▶ **Extracted entries**:
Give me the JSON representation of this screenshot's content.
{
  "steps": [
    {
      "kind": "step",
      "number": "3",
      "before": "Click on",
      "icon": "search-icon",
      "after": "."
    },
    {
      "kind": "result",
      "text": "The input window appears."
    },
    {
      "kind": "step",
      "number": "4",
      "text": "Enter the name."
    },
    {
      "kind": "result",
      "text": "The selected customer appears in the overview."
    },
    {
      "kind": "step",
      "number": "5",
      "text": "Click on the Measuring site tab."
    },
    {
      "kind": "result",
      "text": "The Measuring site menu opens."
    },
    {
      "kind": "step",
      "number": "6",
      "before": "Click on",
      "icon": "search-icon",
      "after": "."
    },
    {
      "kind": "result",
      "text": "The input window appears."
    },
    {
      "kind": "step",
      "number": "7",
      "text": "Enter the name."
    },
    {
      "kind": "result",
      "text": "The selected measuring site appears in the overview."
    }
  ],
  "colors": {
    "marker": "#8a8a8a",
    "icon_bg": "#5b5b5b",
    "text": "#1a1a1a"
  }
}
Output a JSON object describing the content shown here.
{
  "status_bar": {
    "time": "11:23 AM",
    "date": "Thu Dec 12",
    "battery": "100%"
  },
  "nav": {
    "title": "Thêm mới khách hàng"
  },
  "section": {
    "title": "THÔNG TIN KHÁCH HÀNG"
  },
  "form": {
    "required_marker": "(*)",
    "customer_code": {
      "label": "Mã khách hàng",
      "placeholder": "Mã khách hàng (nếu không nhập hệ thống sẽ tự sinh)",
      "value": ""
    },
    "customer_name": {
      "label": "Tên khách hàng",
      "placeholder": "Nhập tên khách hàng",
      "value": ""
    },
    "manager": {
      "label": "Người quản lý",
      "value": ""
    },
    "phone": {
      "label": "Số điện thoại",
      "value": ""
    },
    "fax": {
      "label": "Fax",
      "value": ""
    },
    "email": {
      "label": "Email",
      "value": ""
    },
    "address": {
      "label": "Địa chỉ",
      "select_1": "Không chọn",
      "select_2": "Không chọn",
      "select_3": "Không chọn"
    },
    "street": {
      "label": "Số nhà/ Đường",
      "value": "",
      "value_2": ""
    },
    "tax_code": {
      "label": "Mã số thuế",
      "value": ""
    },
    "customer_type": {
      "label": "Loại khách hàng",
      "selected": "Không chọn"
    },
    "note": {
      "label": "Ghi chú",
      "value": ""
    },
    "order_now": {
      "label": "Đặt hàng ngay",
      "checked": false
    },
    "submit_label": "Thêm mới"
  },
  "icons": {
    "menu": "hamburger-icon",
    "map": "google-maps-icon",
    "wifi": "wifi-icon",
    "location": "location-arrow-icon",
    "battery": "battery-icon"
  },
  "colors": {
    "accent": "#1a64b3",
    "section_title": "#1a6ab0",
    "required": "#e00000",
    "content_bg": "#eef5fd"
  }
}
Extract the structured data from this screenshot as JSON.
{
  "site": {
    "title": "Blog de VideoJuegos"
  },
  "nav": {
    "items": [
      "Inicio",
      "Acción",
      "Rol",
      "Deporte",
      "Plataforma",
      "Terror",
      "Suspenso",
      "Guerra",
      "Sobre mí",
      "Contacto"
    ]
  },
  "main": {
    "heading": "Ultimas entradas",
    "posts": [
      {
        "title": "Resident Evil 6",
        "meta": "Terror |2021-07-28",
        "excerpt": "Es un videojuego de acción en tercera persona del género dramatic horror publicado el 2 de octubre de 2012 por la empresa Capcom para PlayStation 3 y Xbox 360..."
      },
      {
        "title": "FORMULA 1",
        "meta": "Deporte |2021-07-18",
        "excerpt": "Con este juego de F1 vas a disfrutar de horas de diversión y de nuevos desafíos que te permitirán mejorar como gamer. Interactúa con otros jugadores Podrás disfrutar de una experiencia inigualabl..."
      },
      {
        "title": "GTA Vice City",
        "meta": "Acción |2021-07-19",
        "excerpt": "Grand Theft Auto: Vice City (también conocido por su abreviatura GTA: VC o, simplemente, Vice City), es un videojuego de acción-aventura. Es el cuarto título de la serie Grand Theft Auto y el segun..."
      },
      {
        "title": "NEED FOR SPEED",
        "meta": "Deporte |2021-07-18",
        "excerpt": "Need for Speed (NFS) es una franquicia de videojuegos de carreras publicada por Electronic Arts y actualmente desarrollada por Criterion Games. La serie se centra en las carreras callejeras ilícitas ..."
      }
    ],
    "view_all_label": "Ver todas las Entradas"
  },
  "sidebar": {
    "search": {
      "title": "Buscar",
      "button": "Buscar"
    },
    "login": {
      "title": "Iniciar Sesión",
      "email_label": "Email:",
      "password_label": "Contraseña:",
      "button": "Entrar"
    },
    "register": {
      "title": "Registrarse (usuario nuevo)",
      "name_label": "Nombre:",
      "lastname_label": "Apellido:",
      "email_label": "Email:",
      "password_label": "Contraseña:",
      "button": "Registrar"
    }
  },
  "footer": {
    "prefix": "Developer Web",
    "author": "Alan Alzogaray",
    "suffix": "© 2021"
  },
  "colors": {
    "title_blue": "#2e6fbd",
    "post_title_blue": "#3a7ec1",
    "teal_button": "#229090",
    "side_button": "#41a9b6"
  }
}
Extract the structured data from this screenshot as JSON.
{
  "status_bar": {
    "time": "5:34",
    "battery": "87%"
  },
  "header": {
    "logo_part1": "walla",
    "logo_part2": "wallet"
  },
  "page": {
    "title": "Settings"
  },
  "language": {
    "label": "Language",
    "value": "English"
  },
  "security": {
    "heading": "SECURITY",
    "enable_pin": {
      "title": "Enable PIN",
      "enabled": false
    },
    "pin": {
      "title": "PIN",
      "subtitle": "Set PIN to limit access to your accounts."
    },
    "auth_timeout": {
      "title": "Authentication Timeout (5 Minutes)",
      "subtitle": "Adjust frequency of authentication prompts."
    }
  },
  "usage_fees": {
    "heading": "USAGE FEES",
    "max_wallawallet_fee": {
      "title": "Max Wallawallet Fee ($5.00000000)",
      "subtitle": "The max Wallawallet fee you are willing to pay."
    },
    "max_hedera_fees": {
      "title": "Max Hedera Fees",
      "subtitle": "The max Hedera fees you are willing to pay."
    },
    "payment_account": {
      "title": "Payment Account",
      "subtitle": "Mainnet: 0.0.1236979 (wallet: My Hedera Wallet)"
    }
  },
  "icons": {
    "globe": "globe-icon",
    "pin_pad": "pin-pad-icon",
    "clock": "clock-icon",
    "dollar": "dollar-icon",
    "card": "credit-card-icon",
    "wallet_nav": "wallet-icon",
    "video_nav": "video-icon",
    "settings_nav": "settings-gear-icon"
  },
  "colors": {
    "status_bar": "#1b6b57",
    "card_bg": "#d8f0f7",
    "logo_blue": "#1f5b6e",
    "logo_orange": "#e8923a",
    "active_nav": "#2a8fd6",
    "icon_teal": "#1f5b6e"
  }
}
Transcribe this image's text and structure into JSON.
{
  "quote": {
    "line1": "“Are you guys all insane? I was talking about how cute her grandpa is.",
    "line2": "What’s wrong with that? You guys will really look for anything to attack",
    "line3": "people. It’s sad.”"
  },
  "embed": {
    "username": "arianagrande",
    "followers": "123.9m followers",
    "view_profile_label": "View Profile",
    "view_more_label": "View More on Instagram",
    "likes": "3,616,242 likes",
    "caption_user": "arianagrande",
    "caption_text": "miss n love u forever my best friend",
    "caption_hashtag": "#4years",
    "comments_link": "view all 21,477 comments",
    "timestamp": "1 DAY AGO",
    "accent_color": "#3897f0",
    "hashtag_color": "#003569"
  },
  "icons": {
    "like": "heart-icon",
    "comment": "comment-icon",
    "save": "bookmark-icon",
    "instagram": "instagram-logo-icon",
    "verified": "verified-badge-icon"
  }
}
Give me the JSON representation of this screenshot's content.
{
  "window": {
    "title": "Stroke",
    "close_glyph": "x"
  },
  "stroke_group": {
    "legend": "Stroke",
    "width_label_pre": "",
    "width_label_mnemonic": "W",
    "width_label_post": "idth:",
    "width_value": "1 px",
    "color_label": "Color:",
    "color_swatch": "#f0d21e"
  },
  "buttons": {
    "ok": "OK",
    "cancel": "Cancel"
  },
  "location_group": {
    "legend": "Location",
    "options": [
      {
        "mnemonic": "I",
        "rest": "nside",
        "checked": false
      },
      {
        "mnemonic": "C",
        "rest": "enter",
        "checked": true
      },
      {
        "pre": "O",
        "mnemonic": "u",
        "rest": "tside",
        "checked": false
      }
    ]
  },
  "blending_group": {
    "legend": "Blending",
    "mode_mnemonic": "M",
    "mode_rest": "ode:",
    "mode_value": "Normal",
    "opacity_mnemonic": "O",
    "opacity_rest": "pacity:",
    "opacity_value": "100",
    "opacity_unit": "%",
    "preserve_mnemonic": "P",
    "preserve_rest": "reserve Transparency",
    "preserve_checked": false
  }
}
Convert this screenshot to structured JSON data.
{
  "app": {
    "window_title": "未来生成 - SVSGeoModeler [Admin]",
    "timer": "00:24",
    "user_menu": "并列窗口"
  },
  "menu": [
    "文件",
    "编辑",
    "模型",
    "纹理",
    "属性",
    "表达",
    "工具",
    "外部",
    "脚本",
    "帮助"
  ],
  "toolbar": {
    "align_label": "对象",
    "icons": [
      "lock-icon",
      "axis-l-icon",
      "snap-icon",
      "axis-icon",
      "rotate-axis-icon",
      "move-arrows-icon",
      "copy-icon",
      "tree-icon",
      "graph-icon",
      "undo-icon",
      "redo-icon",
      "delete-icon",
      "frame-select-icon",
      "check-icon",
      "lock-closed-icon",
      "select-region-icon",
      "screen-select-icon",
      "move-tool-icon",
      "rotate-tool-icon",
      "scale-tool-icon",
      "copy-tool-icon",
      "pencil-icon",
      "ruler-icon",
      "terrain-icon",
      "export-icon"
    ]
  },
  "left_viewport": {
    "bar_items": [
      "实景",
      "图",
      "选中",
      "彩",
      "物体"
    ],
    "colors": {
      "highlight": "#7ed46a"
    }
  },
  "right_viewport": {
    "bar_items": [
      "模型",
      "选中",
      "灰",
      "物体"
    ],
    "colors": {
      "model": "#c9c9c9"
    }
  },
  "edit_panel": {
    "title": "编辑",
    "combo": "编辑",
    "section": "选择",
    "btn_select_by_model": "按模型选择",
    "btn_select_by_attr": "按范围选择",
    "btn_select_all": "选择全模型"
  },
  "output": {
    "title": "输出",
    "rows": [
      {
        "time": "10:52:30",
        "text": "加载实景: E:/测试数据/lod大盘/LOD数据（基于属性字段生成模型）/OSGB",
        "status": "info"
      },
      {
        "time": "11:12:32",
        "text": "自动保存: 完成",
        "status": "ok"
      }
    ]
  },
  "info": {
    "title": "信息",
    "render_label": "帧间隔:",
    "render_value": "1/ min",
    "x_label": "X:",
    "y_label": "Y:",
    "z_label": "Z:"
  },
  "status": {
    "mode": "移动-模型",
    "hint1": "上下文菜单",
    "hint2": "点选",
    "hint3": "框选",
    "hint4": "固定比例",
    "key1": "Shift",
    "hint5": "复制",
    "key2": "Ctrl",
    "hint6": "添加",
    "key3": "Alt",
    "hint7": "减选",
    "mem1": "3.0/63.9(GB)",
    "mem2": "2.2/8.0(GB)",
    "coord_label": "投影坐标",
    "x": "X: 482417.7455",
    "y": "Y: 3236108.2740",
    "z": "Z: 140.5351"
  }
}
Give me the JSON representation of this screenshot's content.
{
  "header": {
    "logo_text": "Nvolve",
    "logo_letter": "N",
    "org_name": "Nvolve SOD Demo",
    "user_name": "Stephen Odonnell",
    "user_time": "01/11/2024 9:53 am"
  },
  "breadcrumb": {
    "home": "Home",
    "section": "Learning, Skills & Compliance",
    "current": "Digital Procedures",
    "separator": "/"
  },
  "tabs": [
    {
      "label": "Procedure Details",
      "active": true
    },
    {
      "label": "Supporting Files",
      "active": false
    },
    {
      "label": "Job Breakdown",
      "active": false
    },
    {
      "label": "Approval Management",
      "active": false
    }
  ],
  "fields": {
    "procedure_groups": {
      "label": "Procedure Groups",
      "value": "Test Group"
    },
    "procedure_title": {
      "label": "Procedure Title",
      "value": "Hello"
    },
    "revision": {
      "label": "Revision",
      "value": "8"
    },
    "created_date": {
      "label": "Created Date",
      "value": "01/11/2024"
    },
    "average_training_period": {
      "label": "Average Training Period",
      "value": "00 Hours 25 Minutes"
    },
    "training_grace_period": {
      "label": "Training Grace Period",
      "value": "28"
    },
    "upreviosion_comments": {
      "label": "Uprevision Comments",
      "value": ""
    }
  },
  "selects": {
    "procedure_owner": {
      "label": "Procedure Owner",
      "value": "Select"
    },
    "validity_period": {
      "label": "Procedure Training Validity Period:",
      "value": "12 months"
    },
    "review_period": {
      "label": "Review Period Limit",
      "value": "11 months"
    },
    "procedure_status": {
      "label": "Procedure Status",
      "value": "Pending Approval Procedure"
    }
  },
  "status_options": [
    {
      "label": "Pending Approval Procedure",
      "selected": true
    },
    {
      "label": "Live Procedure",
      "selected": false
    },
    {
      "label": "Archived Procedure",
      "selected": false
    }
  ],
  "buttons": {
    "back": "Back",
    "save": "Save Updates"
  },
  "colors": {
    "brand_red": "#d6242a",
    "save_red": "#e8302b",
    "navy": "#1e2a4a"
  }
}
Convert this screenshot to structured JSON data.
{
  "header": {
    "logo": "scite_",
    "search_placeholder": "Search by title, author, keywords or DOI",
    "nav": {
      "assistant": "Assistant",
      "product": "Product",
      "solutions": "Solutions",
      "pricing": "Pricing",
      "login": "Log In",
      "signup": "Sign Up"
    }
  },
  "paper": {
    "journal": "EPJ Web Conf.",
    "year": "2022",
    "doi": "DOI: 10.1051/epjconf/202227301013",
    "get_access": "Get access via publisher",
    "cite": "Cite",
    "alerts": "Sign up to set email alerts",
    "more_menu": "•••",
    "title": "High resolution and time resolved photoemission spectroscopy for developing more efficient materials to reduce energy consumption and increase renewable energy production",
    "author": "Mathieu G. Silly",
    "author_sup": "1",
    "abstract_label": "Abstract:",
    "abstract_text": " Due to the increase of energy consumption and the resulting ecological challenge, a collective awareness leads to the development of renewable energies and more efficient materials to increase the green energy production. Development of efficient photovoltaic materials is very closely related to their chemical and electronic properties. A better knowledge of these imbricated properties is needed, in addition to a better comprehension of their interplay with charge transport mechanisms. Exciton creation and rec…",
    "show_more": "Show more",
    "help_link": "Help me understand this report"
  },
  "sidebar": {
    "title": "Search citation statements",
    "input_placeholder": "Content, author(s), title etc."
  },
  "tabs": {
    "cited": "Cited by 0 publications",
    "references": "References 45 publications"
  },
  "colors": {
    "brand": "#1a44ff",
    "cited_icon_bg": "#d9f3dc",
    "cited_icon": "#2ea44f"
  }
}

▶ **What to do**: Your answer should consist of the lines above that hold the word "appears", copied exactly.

▶ **Solved problem**:
      "text": "The input window appears."
      "text": "The selected customer appears in the overview."
      "text": "The input window appears."
      "text": "The selected measuring site appears in the overview."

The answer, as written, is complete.